One is threatening to sue. Another threatens global communion. A third is trying to sort out just exactly how it feels.
While they all have different approaches, all three believe that "it's not over," ICANN's mantra two weeks ago after selected seven new Web suffixes, the top level domains that will expand address possibilities seven-fold.
The seven TLDs -- .info, .biz, .aero, .coop, .museum, .pro, .name -- were chosen out of 47 applications, all of which were backed up by non-refundable $50,000 entrance fees. The companies behind the winning proposals expect to begin registering new Web addresses in the second quarter of 2001.
One of the runners-up was the Group One Registry, which backed a TLD of .one to end Web addresses comprised completely of digits.
"It is envisioned that names in this TLD will be used primarily to provide a globally unique identity for any device connected to the Internet (not just Web servers)," the group told ICANN.
But the TLD was turned down. The proposal was bunched in with several other TLDs that had to do with telephony. ICANN staffers suggested the board not adopt any in the group.
Now the legal letters, and the threats of litigation, have started.

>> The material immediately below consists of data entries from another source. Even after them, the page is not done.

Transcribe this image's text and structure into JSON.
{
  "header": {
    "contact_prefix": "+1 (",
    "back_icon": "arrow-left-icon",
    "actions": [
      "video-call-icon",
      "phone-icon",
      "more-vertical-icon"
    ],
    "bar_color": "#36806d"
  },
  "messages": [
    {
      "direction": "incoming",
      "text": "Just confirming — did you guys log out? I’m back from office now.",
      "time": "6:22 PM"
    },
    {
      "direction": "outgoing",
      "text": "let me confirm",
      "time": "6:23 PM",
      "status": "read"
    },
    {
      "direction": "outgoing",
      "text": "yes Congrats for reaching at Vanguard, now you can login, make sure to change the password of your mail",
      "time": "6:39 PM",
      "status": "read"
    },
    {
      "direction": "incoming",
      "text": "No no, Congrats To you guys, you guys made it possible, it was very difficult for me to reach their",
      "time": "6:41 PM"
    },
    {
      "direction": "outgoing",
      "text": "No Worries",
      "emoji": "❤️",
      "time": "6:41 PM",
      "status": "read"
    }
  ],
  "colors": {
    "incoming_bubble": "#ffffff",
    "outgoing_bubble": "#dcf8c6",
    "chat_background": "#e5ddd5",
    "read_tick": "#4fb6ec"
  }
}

Group One Registry Attorney Peter Schalestock said that ICANN made a number or errors, including grouping the proposal into the "telephony group." He's also alleging that ICANN Vice President Louis Touton misled the board during its deliberations.
The criticisms don't stop there. Schalestock said that ICANN doesn't seem to even have a way to appeal their decisions, leaving him no choice but to explore a lawsuit.

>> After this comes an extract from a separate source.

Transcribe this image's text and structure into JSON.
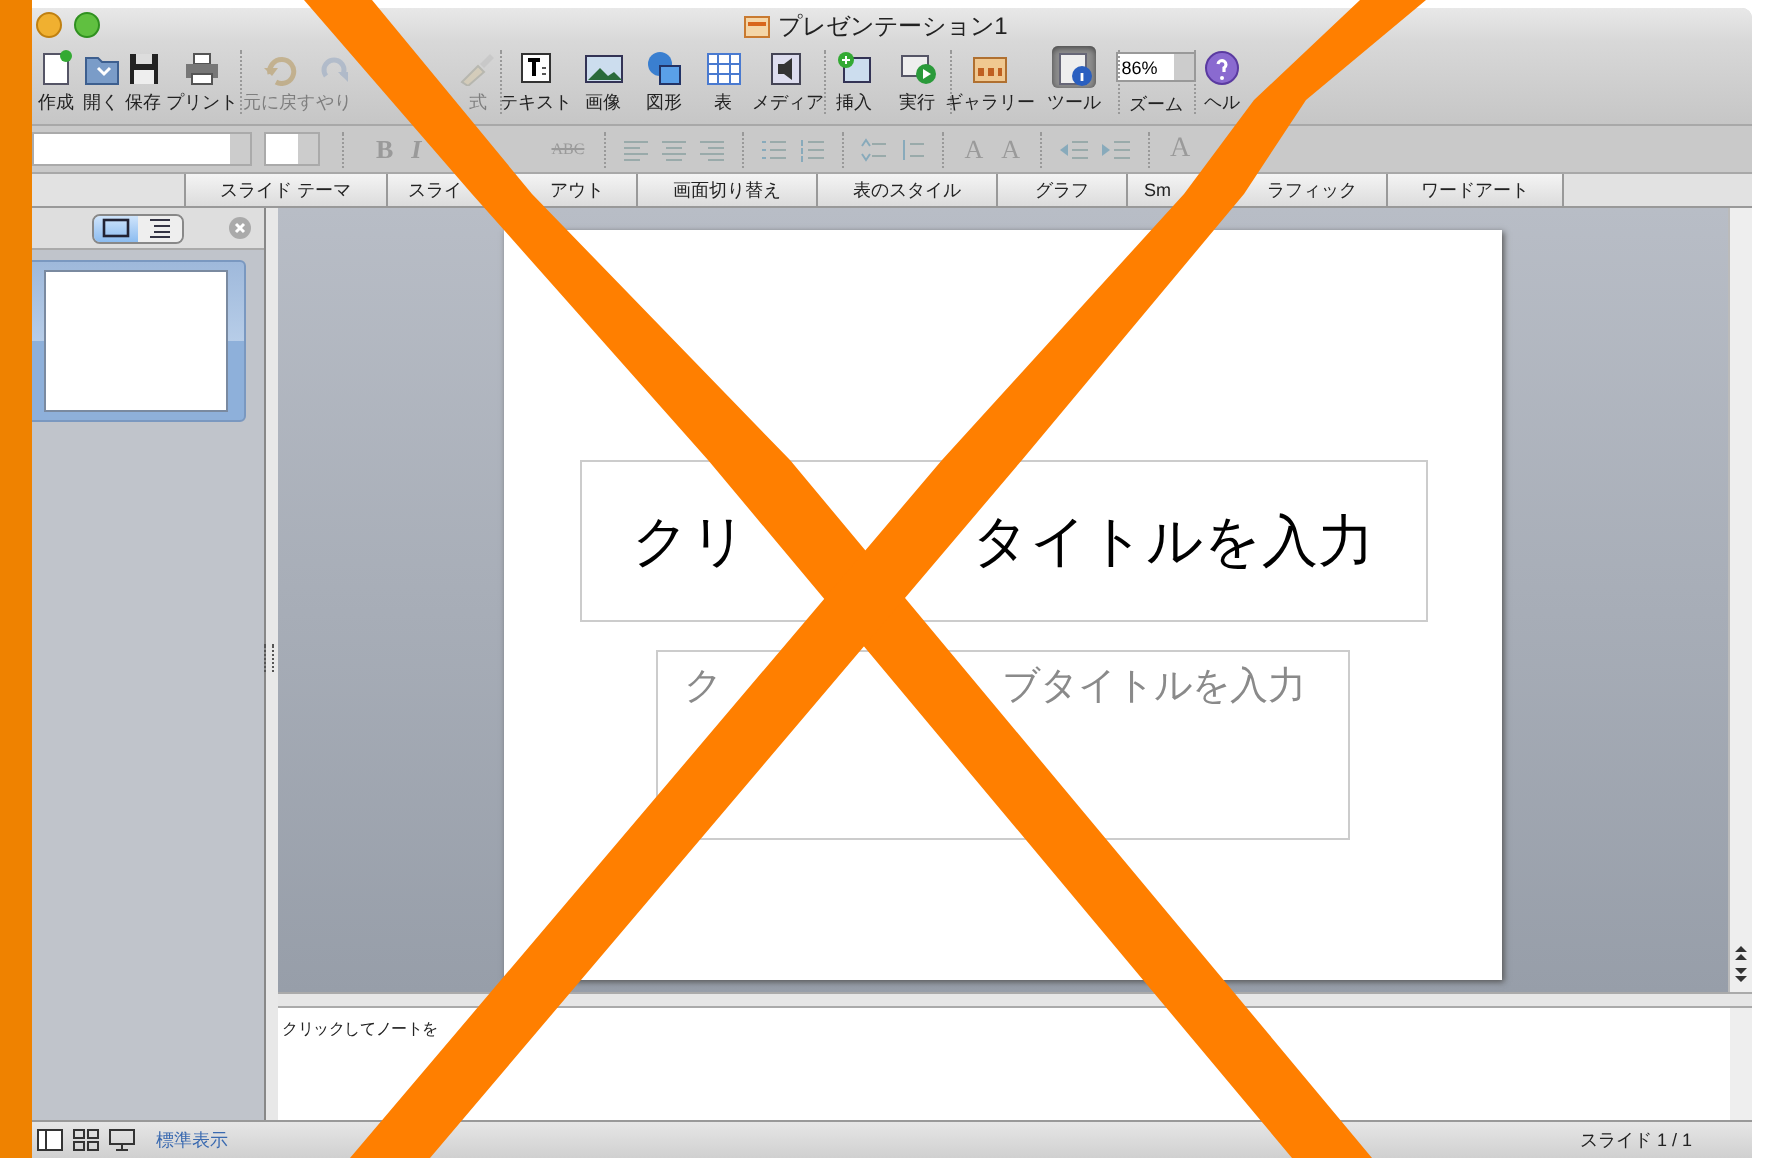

"To my knowledge, there is no process for review of the decision," he said. "They consider themselves to be the final say. There doesn't seem to be any other remedy," he said.

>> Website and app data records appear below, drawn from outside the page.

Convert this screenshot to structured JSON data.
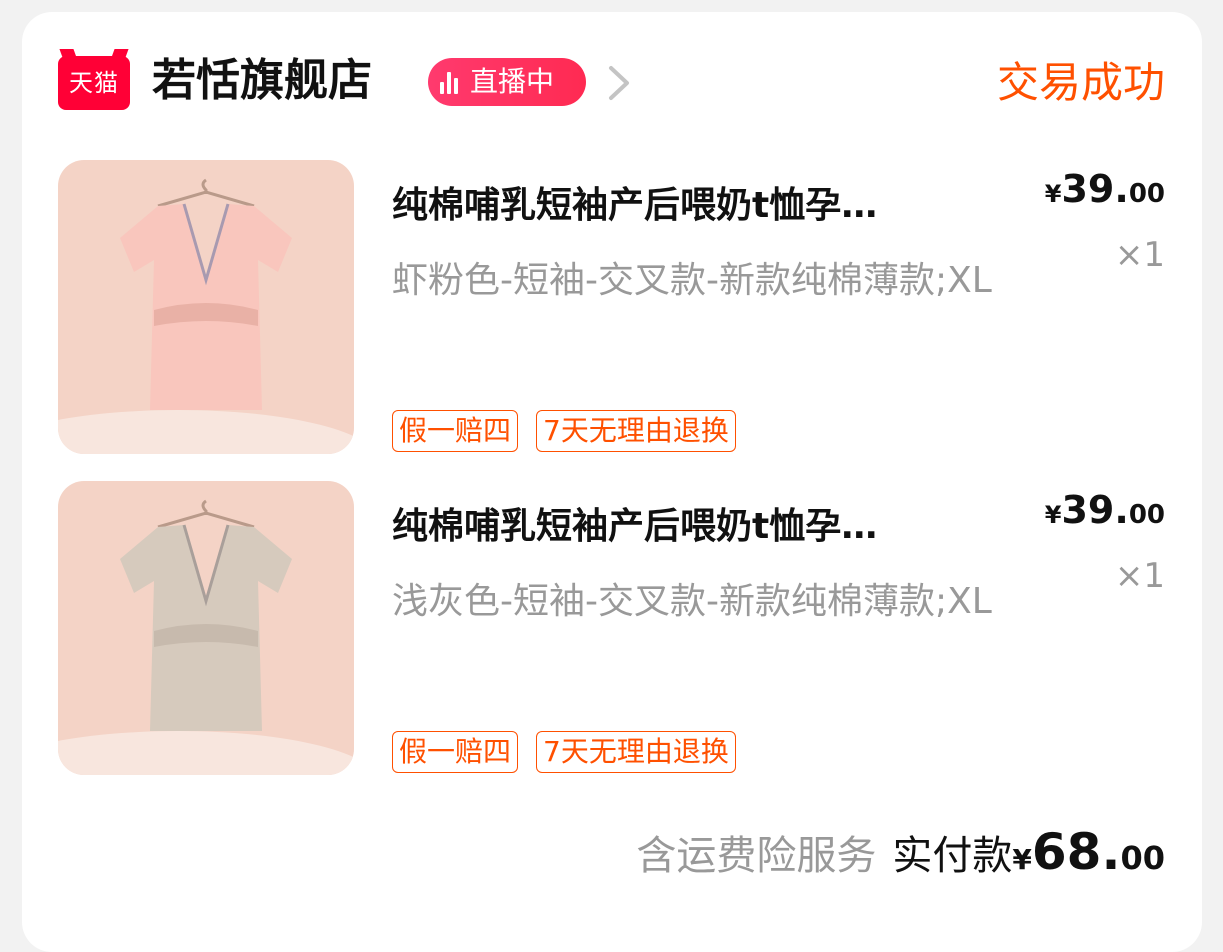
{
  "store": {
    "logo_text": "天猫",
    "name": "若恬旗舰店",
    "live_label": "直播中",
    "order_status": "交易成功"
  },
  "items": [
    {
      "title": "纯棉哺乳短袖产后喂奶t恤孕…",
      "spec": "虾粉色-短袖-交叉款-新款纯棉薄款;XL",
      "price_currency": "¥",
      "price_int": "39.",
      "price_dec": "00",
      "quantity": "×1",
      "tags": [
        "假一赔四",
        "7天无理由退换"
      ],
      "color": "#f9c6bd"
    },
    {
      "title": "纯棉哺乳短袖产后喂奶t恤孕…",
      "spec": "浅灰色-短袖-交叉款-新款纯棉薄款;XL",
      "price_currency": "¥",
      "price_int": "39.",
      "price_dec": "00",
      "quantity": "×1",
      "tags": [
        "假一赔四",
        "7天无理由退换"
      ],
      "color": "#d6cabd"
    }
  ],
  "footer": {
    "note": "含运费险服务",
    "paid_label": "实付款",
    "currency": "¥",
    "amount_int": "68.",
    "amount_dec": "00"
  },
  "colors": {
    "accent": "#ff5000",
    "tmall_red": "#ff0036",
    "live_pink": "#ff2a52"
  }
}
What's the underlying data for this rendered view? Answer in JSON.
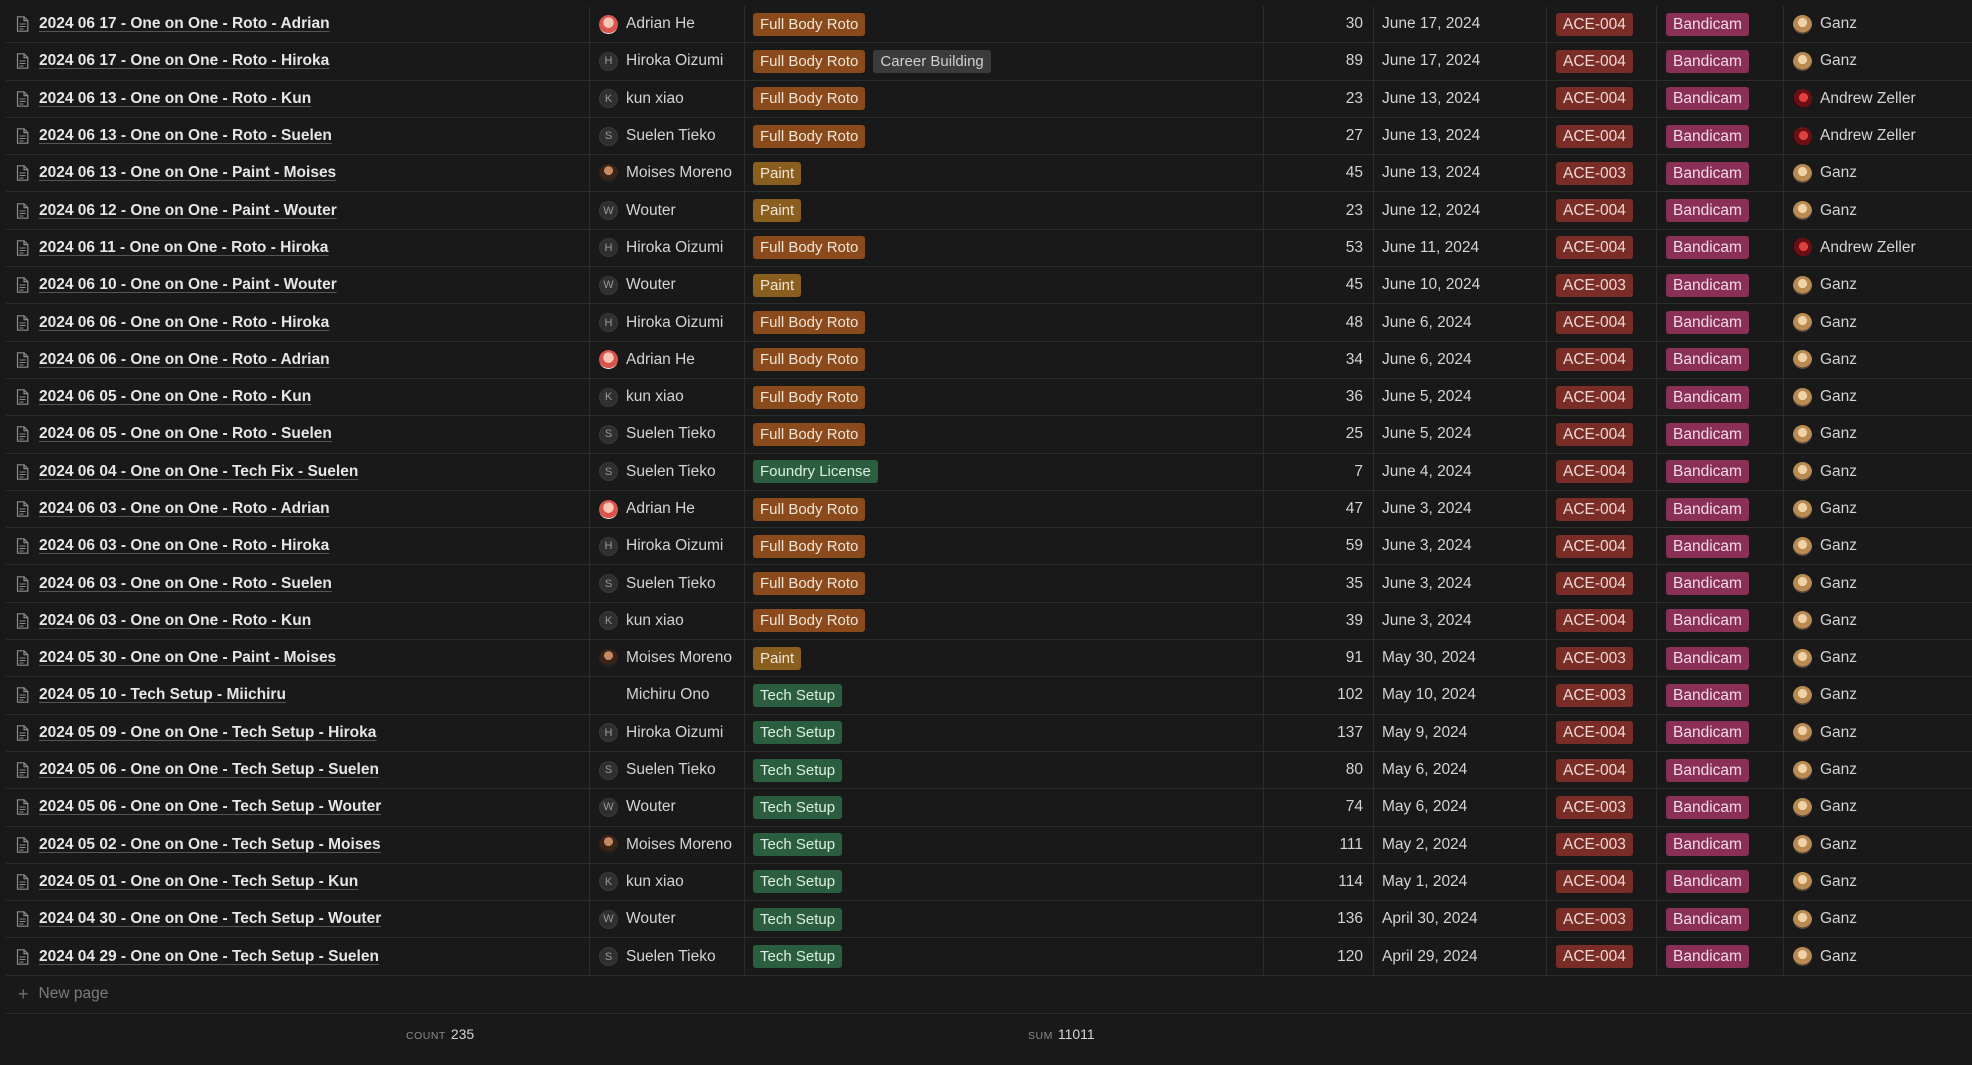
{
  "rows": [
    {
      "name": "2024 06 17 - One on One - Roto - Adrian",
      "person": "Adrian He",
      "avatar": "photo-red",
      "tags": [
        "Full Body Roto"
      ],
      "minutes": "30",
      "date": "June 17, 2024",
      "ace": "ACE-004",
      "capture": "Bandicam",
      "owner": "Ganz",
      "owner_avatar": "ganz"
    },
    {
      "name": "2024 06 17 - One on One - Roto - Hiroka",
      "person": "Hiroka Oizumi",
      "avatar": "H",
      "tags": [
        "Full Body Roto",
        "Career Building"
      ],
      "minutes": "89",
      "date": "June 17, 2024",
      "ace": "ACE-004",
      "capture": "Bandicam",
      "owner": "Ganz",
      "owner_avatar": "ganz"
    },
    {
      "name": "2024 06 13 - One on One - Roto - Kun",
      "person": "kun xiao",
      "avatar": "K",
      "tags": [
        "Full Body Roto"
      ],
      "minutes": "23",
      "date": "June 13, 2024",
      "ace": "ACE-004",
      "capture": "Bandicam",
      "owner": "Andrew Zeller",
      "owner_avatar": "andrew"
    },
    {
      "name": "2024 06 13 - One on One - Roto - Suelen",
      "person": "Suelen Tieko",
      "avatar": "S",
      "tags": [
        "Full Body Roto"
      ],
      "minutes": "27",
      "date": "June 13, 2024",
      "ace": "ACE-004",
      "capture": "Bandicam",
      "owner": "Andrew Zeller",
      "owner_avatar": "andrew"
    },
    {
      "name": "2024 06 13 - One on One - Paint - Moises",
      "person": "Moises Moreno",
      "avatar": "photo-dark",
      "tags": [
        "Paint"
      ],
      "minutes": "45",
      "date": "June 13, 2024",
      "ace": "ACE-003",
      "capture": "Bandicam",
      "owner": "Ganz",
      "owner_avatar": "ganz"
    },
    {
      "name": "2024 06 12 - One on One - Paint - Wouter",
      "person": "Wouter",
      "avatar": "W",
      "tags": [
        "Paint"
      ],
      "minutes": "23",
      "date": "June 12, 2024",
      "ace": "ACE-004",
      "capture": "Bandicam",
      "owner": "Ganz",
      "owner_avatar": "ganz"
    },
    {
      "name": "2024 06 11 - One on One - Roto - Hiroka",
      "person": "Hiroka Oizumi",
      "avatar": "H",
      "tags": [
        "Full Body Roto"
      ],
      "minutes": "53",
      "date": "June 11, 2024",
      "ace": "ACE-004",
      "capture": "Bandicam",
      "owner": "Andrew Zeller",
      "owner_avatar": "andrew"
    },
    {
      "name": "2024 06 10 - One on One - Paint - Wouter",
      "person": "Wouter",
      "avatar": "W",
      "tags": [
        "Paint"
      ],
      "minutes": "45",
      "date": "June 10, 2024",
      "ace": "ACE-003",
      "capture": "Bandicam",
      "owner": "Ganz",
      "owner_avatar": "ganz"
    },
    {
      "name": "2024 06 06 - One on  One - Roto - Hiroka",
      "person": "Hiroka Oizumi",
      "avatar": "H",
      "tags": [
        "Full Body Roto"
      ],
      "minutes": "48",
      "date": "June 6, 2024",
      "ace": "ACE-004",
      "capture": "Bandicam",
      "owner": "Ganz",
      "owner_avatar": "ganz"
    },
    {
      "name": "2024 06 06 - One on One - Roto - Adrian",
      "person": "Adrian He",
      "avatar": "photo-red",
      "tags": [
        "Full Body Roto"
      ],
      "minutes": "34",
      "date": "June 6, 2024",
      "ace": "ACE-004",
      "capture": "Bandicam",
      "owner": "Ganz",
      "owner_avatar": "ganz"
    },
    {
      "name": "2024 06 05 - One on One - Roto - Kun",
      "person": "kun xiao",
      "avatar": "K",
      "tags": [
        "Full Body Roto"
      ],
      "minutes": "36",
      "date": "June 5, 2024",
      "ace": "ACE-004",
      "capture": "Bandicam",
      "owner": "Ganz",
      "owner_avatar": "ganz"
    },
    {
      "name": "2024 06 05 - One on One - Roto - Suelen",
      "person": "Suelen Tieko",
      "avatar": "S",
      "tags": [
        "Full Body Roto"
      ],
      "minutes": "25",
      "date": "June 5, 2024",
      "ace": "ACE-004",
      "capture": "Bandicam",
      "owner": "Ganz",
      "owner_avatar": "ganz"
    },
    {
      "name": "2024 06 04 - One on One - Tech Fix - Suelen",
      "person": "Suelen Tieko",
      "avatar": "S",
      "tags": [
        "Foundry License"
      ],
      "minutes": "7",
      "date": "June 4, 2024",
      "ace": "ACE-004",
      "capture": "Bandicam",
      "owner": "Ganz",
      "owner_avatar": "ganz"
    },
    {
      "name": "2024 06 03 - One on One - Roto - Adrian",
      "person": "Adrian He",
      "avatar": "photo-red",
      "tags": [
        "Full Body Roto"
      ],
      "minutes": "47",
      "date": "June 3, 2024",
      "ace": "ACE-004",
      "capture": "Bandicam",
      "owner": "Ganz",
      "owner_avatar": "ganz"
    },
    {
      "name": "2024 06 03 - One on One - Roto - Hiroka",
      "person": "Hiroka Oizumi",
      "avatar": "H",
      "tags": [
        "Full Body Roto"
      ],
      "minutes": "59",
      "date": "June 3, 2024",
      "ace": "ACE-004",
      "capture": "Bandicam",
      "owner": "Ganz",
      "owner_avatar": "ganz"
    },
    {
      "name": "2024 06 03 - One on One - Roto - Suelen",
      "person": "Suelen Tieko",
      "avatar": "S",
      "tags": [
        "Full Body Roto"
      ],
      "minutes": "35",
      "date": "June 3, 2024",
      "ace": "ACE-004",
      "capture": "Bandicam",
      "owner": "Ganz",
      "owner_avatar": "ganz"
    },
    {
      "name": "2024 06 03 - One on One - Roto - Kun",
      "person": "kun xiao",
      "avatar": "K",
      "tags": [
        "Full Body Roto"
      ],
      "minutes": "39",
      "date": "June 3, 2024",
      "ace": "ACE-004",
      "capture": "Bandicam",
      "owner": "Ganz",
      "owner_avatar": "ganz"
    },
    {
      "name": "2024 05 30 - One on One - Paint - Moises",
      "person": "Moises Moreno",
      "avatar": "photo-dark",
      "tags": [
        "Paint"
      ],
      "minutes": "91",
      "date": "May 30, 2024",
      "ace": "ACE-003",
      "capture": "Bandicam",
      "owner": "Ganz",
      "owner_avatar": "ganz"
    },
    {
      "name": "2024 05 10 - Tech Setup - Miichiru",
      "person": "Michiru Ono",
      "avatar": "blank",
      "tags": [
        "Tech Setup"
      ],
      "minutes": "102",
      "date": "May 10, 2024",
      "ace": "ACE-003",
      "capture": "Bandicam",
      "owner": "Ganz",
      "owner_avatar": "ganz"
    },
    {
      "name": "2024 05 09 - One on One - Tech Setup - Hiroka",
      "person": "Hiroka Oizumi",
      "avatar": "H",
      "tags": [
        "Tech Setup"
      ],
      "minutes": "137",
      "date": "May 9, 2024",
      "ace": "ACE-004",
      "capture": "Bandicam",
      "owner": "Ganz",
      "owner_avatar": "ganz"
    },
    {
      "name": "2024 05 06 - One on One - Tech Setup - Suelen",
      "person": "Suelen Tieko",
      "avatar": "S",
      "tags": [
        "Tech Setup"
      ],
      "minutes": "80",
      "date": "May 6, 2024",
      "ace": "ACE-004",
      "capture": "Bandicam",
      "owner": "Ganz",
      "owner_avatar": "ganz"
    },
    {
      "name": "2024 05 06 - One on One - Tech Setup - Wouter",
      "person": "Wouter",
      "avatar": "W",
      "tags": [
        "Tech Setup"
      ],
      "minutes": "74",
      "date": "May 6, 2024",
      "ace": "ACE-003",
      "capture": "Bandicam",
      "owner": "Ganz",
      "owner_avatar": "ganz"
    },
    {
      "name": "2024 05 02 - One on One - Tech Setup - Moises",
      "person": "Moises Moreno",
      "avatar": "photo-dark",
      "tags": [
        "Tech Setup"
      ],
      "minutes": "111",
      "date": "May 2, 2024",
      "ace": "ACE-003",
      "capture": "Bandicam",
      "owner": "Ganz",
      "owner_avatar": "ganz"
    },
    {
      "name": "2024 05 01 - One on One - Tech Setup - Kun",
      "person": "kun xiao",
      "avatar": "K",
      "tags": [
        "Tech Setup"
      ],
      "minutes": "114",
      "date": "May 1, 2024",
      "ace": "ACE-004",
      "capture": "Bandicam",
      "owner": "Ganz",
      "owner_avatar": "ganz"
    },
    {
      "name": "2024 04 30 - One on One - Tech Setup - Wouter",
      "person": "Wouter",
      "avatar": "W",
      "tags": [
        "Tech Setup"
      ],
      "minutes": "136",
      "date": "April 30, 2024",
      "ace": "ACE-003",
      "capture": "Bandicam",
      "owner": "Ganz",
      "owner_avatar": "ganz"
    },
    {
      "name": "2024 04 29 - One on One - Tech Setup - Suelen",
      "person": "Suelen Tieko",
      "avatar": "S",
      "tags": [
        "Tech Setup"
      ],
      "minutes": "120",
      "date": "April 29, 2024",
      "ace": "ACE-004",
      "capture": "Bandicam",
      "owner": "Ganz",
      "owner_avatar": "ganz"
    }
  ],
  "new_page_label": "New page",
  "footer": {
    "count_label": "COUNT",
    "count_value": "235",
    "sum_label": "SUM",
    "sum_value": "11011"
  },
  "tag_styles": {
    "Full Body Roto": "tag-roto",
    "Career Building": "tag-career",
    "Paint": "tag-paint",
    "Tech Setup": "tag-tech",
    "Foundry License": "tag-tech"
  },
  "icons": {
    "row": "page-icon",
    "add": "plus-icon"
  }
}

On the completely opposite end is Thomson Financial Media, the Canadian media conglomerate that is trying to resurrect the failed proposed TLD of .fin, which would be used for financial institutions.
The same Web address suffix was proposed by a group of bankers in Europe. But it was a lack of consensus among the financial community that ultimately sunk the proposal, ICANN directors said.
Even though ICANN hasn't put out a call for new TLD applications, and there is a good chance that might not happen, Thomson is already trying to build the consensus for .fin, when and if, ICANN reopens the application process.
It scheduled a summit among leading financial professionals to build a set of standards for the TLD, plus create a committee of "key global financial institution industry representatives."
One of the stranger reactions was that of the World Health Organization (WHO), which wanted to create a TLD of .health. It was rejected, although the proposal was lauded by some ICANN members.
A day after the rejection, the WHO in Geneva issued a saber-rattling statement promising an exploration of future actions against ICANN.
A day later, they were trying to make up. Some in the WHO in the United States said their European counterparts had jumped the gun.
"We recognize this is an ongoing process," said a WHO spokesman.